The amendments represent bad politics because they have been passed into law with neither consultation nor compromise. In the 1970s and 1980s, DFO and Environment Canada, the two agencies responsible for enforcing the Fisheries Act, pioneered innovative stakeholder involvement to hammer out agreements on new amendments, standards and policies among industry, environmentalists and other parties. The compromises did not always please everyone, but because all stakeholders had an opportunity to express their views, most participants were willing to live with the outcome.

This time, however, the federal government decided unilaterally, consistent with the advice of its industry-dominated Major Projects Management Office, to forgo consultation that might have led to compromise and increased legitimacy. Instead, the public first learned about the proposed amendments in March, 2012, when a retired DFO scientist shared a leaked document. The lack of consultation, the lack of compromise (no changes were ever made to the proposed amendments), and the parliamentary process of bundling amendments to 69 laws into one budget bill means stakeholders will certainly not accept this outcome. The expected opposition from scientists and environmentalists has been bolstered by very public and previously unheard-of protests by former Conservative fisheries ministers. The Bill C-38 Fisheries Act amendments will remain in the public eye until Canadians next go to the polls in 2015.

Why did the Harper government make such basic political errors? Perhaps it actually believes its own rhetoric – that a "balance" between environment and economy is best achieved by tipping the scales and weakening effective environmental laws. Or perhaps the Harper government earned a reputation for shrewd political management simply because its previous minority status forced it to compromise. Perhaps we are now seeing the true Harper government – disdainful not only of the environment, but also of both science and consultative, participatory democracy.

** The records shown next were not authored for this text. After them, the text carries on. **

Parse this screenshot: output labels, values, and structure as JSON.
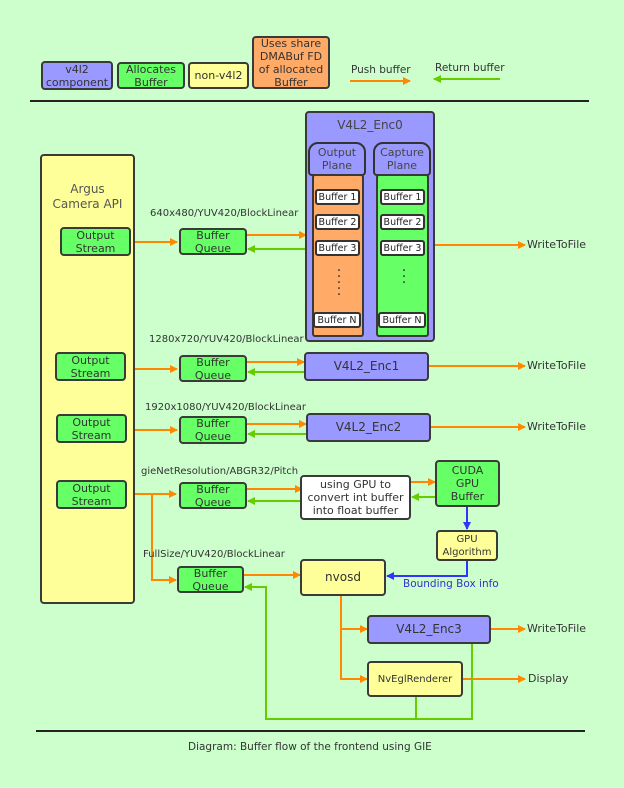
{
  "legend": {
    "v4l2": "v4l2\ncomponent",
    "allocates": "Allocates\nBuffer",
    "non_v4l2": "non-v4l2",
    "dmabuf": "Uses share\nDMABuf FD\nof allocated\nBuffer",
    "push": "Push buffer",
    "return": "Return buffer"
  },
  "colors": {
    "background": "#ccffcc",
    "v4l2": "#9999ff",
    "allocates": "#66ff66",
    "non_v4l2": "#ffff99",
    "dmabuf": "#ffaa66",
    "push_arrow": "#ff8800",
    "return_arrow": "#66cc00",
    "info_arrow": "#3333ff"
  },
  "argus": {
    "title": "Argus\nCamera API",
    "streams": [
      "Output\nStream",
      "Output\nStream",
      "Output\nStream",
      "Output\nStream"
    ]
  },
  "buffer_queue": "Buffer\nQueue",
  "formats": [
    "640x480/YUV420/BlockLinear",
    "1280x720/YUV420/BlockLinear",
    "1920x1080/YUV420/BlockLinear",
    "gieNetResolution/ABGR32/Pitch",
    "FullSize/YUV420/BlockLinear"
  ],
  "enc0": {
    "title": "V4L2_Enc0",
    "output_plane": "Output\nPlane",
    "capture_plane": "Capture\nPlane",
    "buffers": [
      "Buffer 1",
      "Buffer 2",
      "Buffer 3",
      "Buffer N"
    ],
    "ellipsis": "⋮"
  },
  "encoders": [
    "V4L2_Enc1",
    "V4L2_Enc2",
    "V4L2_Enc3"
  ],
  "write_to_file": "WriteToFile",
  "display": "Display",
  "gpu_convert": "using GPU to\nconvert int buffer\ninto float buffer",
  "cuda": "CUDA\nGPU\nBuffer",
  "gpu_algorithm": "GPU\nAlgorithm",
  "bbox_info": "Bounding Box info",
  "nvosd": "nvosd",
  "renderer": "NvEglRenderer",
  "caption": "Diagram: Buffer flow of the frontend using GIE"
}
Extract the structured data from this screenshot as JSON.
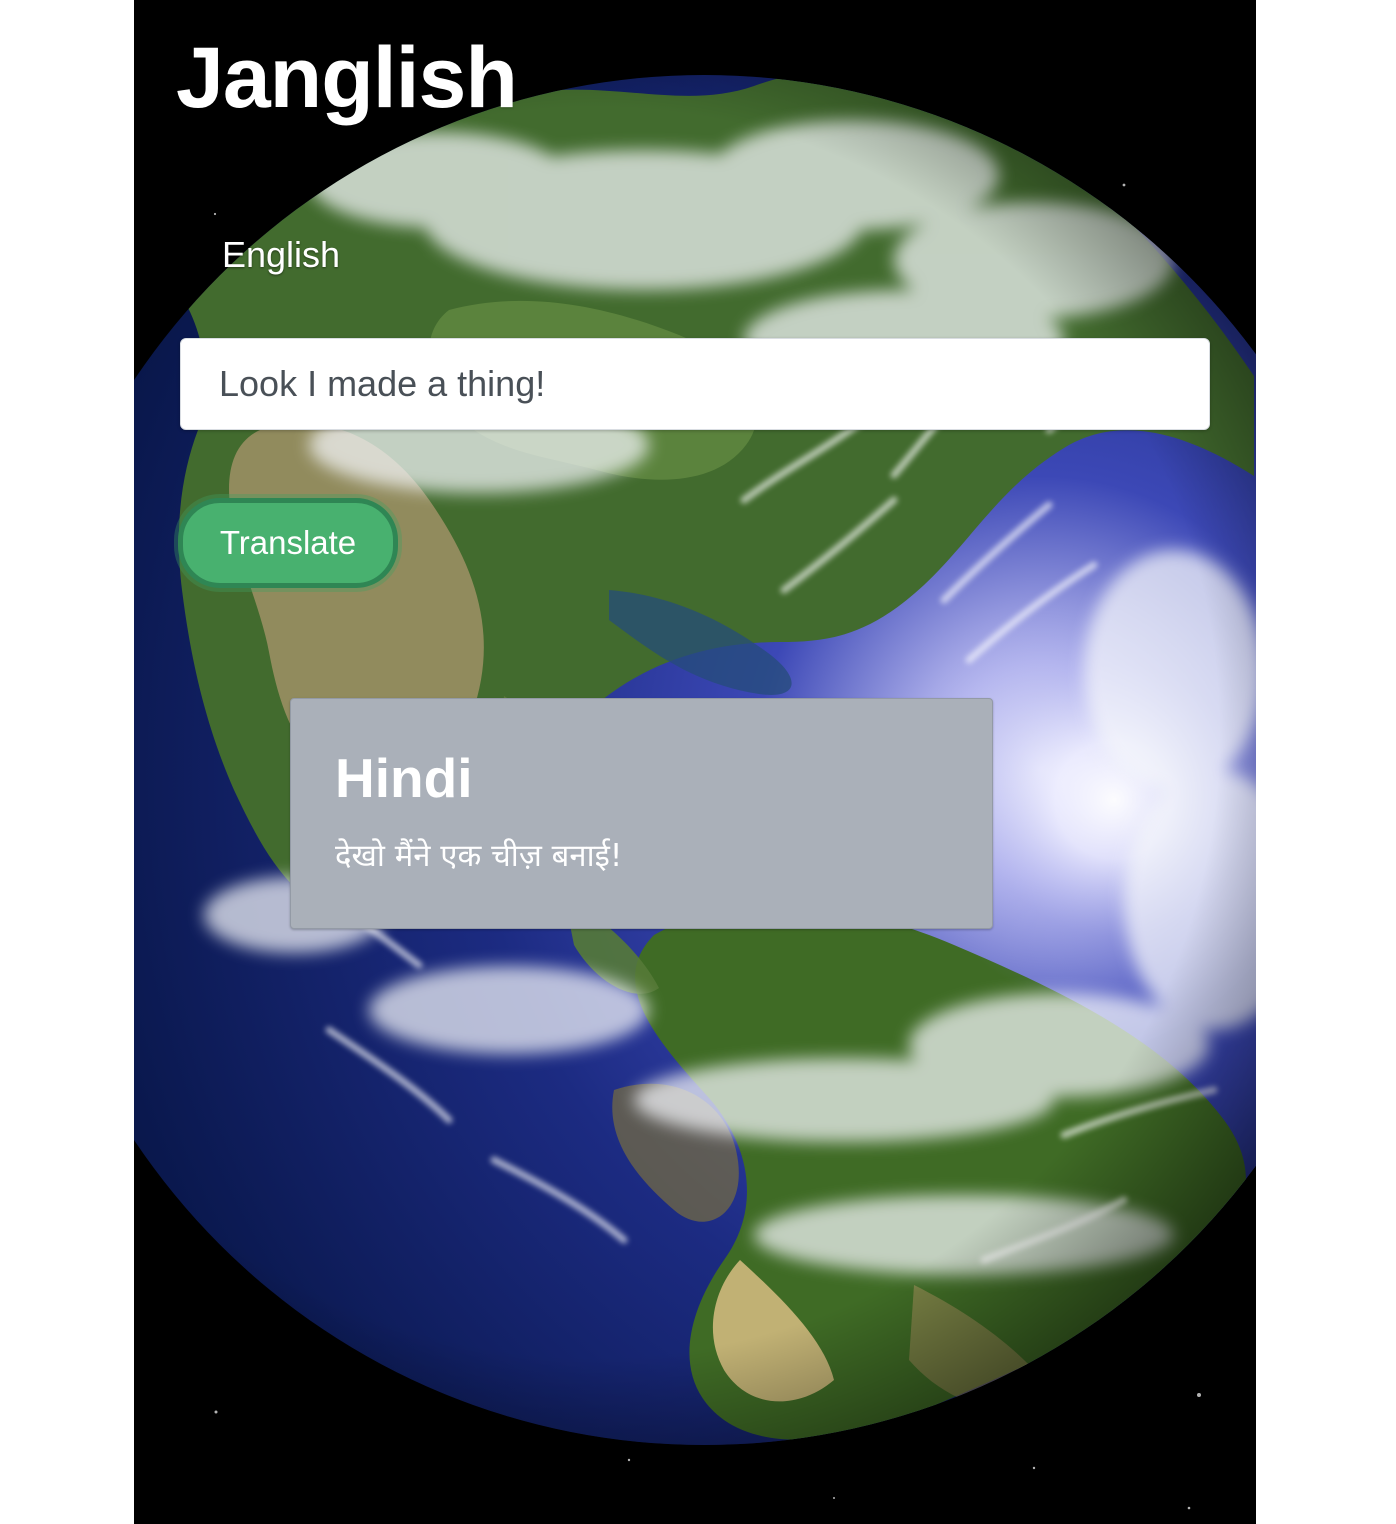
{
  "app": {
    "title": "Janglish"
  },
  "translator": {
    "source_language": "English",
    "input_value": "Look I made a thing!",
    "translate_button_label": "Translate"
  },
  "result": {
    "target_language": "Hindi",
    "translated_text": "देखो मैंने एक चीज़ बनाई!"
  },
  "colors": {
    "button_green": "#48b16f",
    "result_card": "#aab0b9",
    "space_background": "#000000"
  }
}
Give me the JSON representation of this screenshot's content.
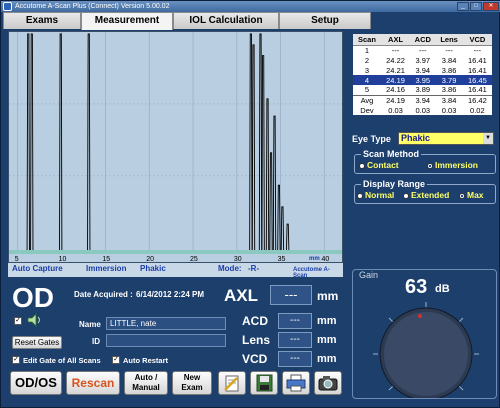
{
  "window": {
    "title": "Accutome A-Scan Plus (Connect) Version 5.00.02",
    "min_glyph": "_",
    "max_glyph": "□",
    "close_glyph": "✕"
  },
  "tabs": [
    {
      "label": "Exams",
      "active": false
    },
    {
      "label": "Measurement",
      "active": true
    },
    {
      "label": "IOL Calculation",
      "active": false
    },
    {
      "label": "Setup",
      "active": false
    }
  ],
  "waveform": {
    "x_unit": "mm",
    "x_ticks": [
      "5",
      "10",
      "15",
      "20",
      "25",
      "30",
      "35",
      "40"
    ],
    "x_range": [
      4,
      42
    ],
    "status_left": "Auto Capture",
    "status_mid1": "Immersion",
    "status_mid2": "Phakic",
    "mode_label": "Mode:",
    "mode_value": "-R-",
    "logo_text": "Accutome A-Scan"
  },
  "patient": {
    "eye": "OD",
    "date_label": "Date Acquired :",
    "date_value": "6/14/2012 2:24 PM",
    "name_label": "Name",
    "name_value": "LITTLE, nate",
    "id_label": "ID",
    "id_value": "",
    "reset_gates": "Reset Gates",
    "edit_gate": "Edit Gate of All Scans",
    "auto_restart": "Auto Restart",
    "edit_gate_checked": true,
    "auto_restart_checked": true,
    "sound_checked": true
  },
  "measurements": {
    "axl_label": "AXL",
    "axl_value": "---",
    "acd_label": "ACD",
    "acd_value": "---",
    "lens_label": "Lens",
    "lens_value": "---",
    "vcd_label": "VCD",
    "vcd_value": "---",
    "unit": "mm"
  },
  "buttons": {
    "odos": "OD/OS",
    "rescan": "Rescan",
    "auto_manual_1": "Auto /",
    "auto_manual_2": "Manual",
    "new_exam_1": "New",
    "new_exam_2": "Exam"
  },
  "scan_table": {
    "headers": [
      "Scan",
      "AXL",
      "ACD",
      "Lens",
      "VCD"
    ],
    "rows": [
      [
        "1",
        "---",
        "---",
        "---",
        "---"
      ],
      [
        "2",
        "24.22",
        "3.97",
        "3.84",
        "16.41"
      ],
      [
        "3",
        "24.21",
        "3.94",
        "3.86",
        "16.41"
      ],
      [
        "4",
        "24.19",
        "3.95",
        "3.79",
        "16.45"
      ],
      [
        "5",
        "24.16",
        "3.89",
        "3.86",
        "16.41"
      ]
    ],
    "selected_row": 3,
    "avg": [
      "Avg",
      "24.19",
      "3.94",
      "3.84",
      "16.42"
    ],
    "dev": [
      "Dev",
      "0.03",
      "0.03",
      "0.03",
      "0.02"
    ]
  },
  "eye_type": {
    "label": "Eye Type",
    "value": "Phakic"
  },
  "scan_method": {
    "title": "Scan Method",
    "contact": "Contact",
    "immersion": "Immersion",
    "selected": "immersion"
  },
  "display_range": {
    "title": "Display Range",
    "normal": "Normal",
    "extended": "Extended",
    "max": "Max",
    "selected": "max"
  },
  "gain": {
    "label": "Gain",
    "value": "63",
    "unit": "dB"
  },
  "colors": {
    "accent_blue": "#1a3ea8",
    "panel": "#1d3f6c",
    "highlight_yellow": "#ffff66",
    "rescan_orange": "#d9531e"
  },
  "icons": [
    "edit-icon",
    "save-icon",
    "print-icon",
    "camera-icon",
    "speaker-icon"
  ]
}
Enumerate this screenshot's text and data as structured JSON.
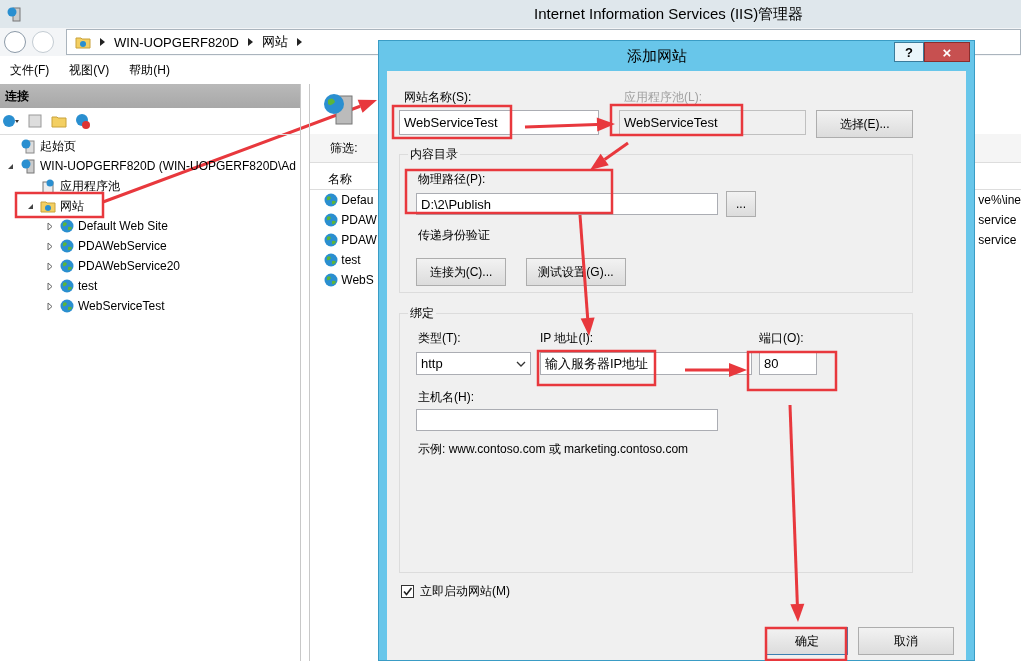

Douglas Macdonald, School of the Environment, University of Toronto; David McRobert, environmental lawyer, Peterborough, Ont.; and Miriam Diamond, department of geography, University of Toronto